The longer-standing members are ably assisted by a temporary and terrifyingly young bass player Jon, who fills his side of the stage with aplomb. Having played just a handful of dates, he looks like he’s been a part of the band for much longer. Backing tracks are now largely standard practice for tech bands, but Red Seas Fire seem to make more imaginative use of theirs, especially on new track “Tyrants” where additional percussion helps drive the song, injecting some extra texture to the groove. However, perhaps the track needs some minor tweaking because a couple of times the band are left waiting for a measure or two before being cued in for the next section.
Either way, it is a strong performance from the quartet, and after a relatively quiet few months things are ramping up again, including coveted slots on both Tech Fest and Euroblast, and we are certainly going to be taking the time to catch both of those sets.
Clearly a band many are here to see, Nexilva battle against the odds for most of their set. Considering a large proportion of the symphonic deathcore band’s sound revolves around keyboards and guitar lines, it’s a shame that both were submerged under the dominating rhythm section, as without them the songs end up almost indistinguishable. As a result, the show is musically not as engaging as it could have been, although Gary King knows how to play frontman faultlessly for this genre, drawing the crowd ever closer and sharing vocal lines. His vocals are intense if unintelligible, and the way he switches between shrieks and growls at a moment’s notice is remarkable in itself.

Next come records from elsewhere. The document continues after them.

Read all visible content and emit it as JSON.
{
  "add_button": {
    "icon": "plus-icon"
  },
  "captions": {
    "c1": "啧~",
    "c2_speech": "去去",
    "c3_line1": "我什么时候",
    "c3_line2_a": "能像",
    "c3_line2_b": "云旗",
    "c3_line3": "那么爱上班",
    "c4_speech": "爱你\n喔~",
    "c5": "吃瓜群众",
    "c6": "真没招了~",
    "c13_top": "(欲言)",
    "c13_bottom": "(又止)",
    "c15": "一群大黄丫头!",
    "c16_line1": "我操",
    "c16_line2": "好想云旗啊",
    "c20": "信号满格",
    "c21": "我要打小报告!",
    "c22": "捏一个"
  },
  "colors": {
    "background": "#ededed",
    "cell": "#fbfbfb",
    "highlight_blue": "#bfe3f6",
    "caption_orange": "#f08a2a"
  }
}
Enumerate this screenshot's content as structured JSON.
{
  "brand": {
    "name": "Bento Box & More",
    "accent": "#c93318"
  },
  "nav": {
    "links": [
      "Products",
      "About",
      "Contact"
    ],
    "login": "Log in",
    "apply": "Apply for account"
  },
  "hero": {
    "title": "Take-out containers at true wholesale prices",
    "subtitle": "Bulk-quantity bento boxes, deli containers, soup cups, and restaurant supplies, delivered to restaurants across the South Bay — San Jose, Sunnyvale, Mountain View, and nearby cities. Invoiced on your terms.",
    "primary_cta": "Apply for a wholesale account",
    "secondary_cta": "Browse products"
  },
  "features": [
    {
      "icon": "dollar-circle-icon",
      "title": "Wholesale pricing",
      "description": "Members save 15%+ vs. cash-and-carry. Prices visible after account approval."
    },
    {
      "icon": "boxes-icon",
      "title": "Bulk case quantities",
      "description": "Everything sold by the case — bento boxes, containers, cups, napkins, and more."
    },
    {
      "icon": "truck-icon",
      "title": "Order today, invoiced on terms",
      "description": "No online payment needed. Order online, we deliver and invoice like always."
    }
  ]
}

The show’s indisputable highlight is closer “Evil Will Prevail”, featuring the re-appearance of Meyrick de la Fuente, who guested on the album version. The vocals here work well in unison, as do the two vocalists, and make for a memorable bang to end the performance.
It was an unfortunate side effect of their precursor’s popularity for Deadly Circus Fire that, after seeing the Sunderland quintet, many of the crowd chose to call it a night. Eight bands in, many were likely feeling the effects of fatigue, the day’s heat, and one too many beverages, and so the remaining faces could only be described as “committed.” Nevertheless, a group of four or five enthusiastically inebriated souls are ever present at the front, stomping around and enjoying themselves immensely it seems. The band had opted to dispense with their customary gothic circus makeup for reasons that were neither elaborated on nor probably that important to the music itself.
Honestly, I was frazzled by this point, and a few technical issues from the day spoiled the overall effect, but the performance was certainly merited. The audibility of the guitars remained patchy at best, but Save Addario’s work came across as accomplished and meaty in all the right places, whilst vocalist Adam Grant’s voice was spot-on throughout.
Whilst they might chalk the set as one to forget as far as picking up new fans goes, there was certainly something there to be looked into at a later date – perhaps when their forthcoming second album sees the light of day.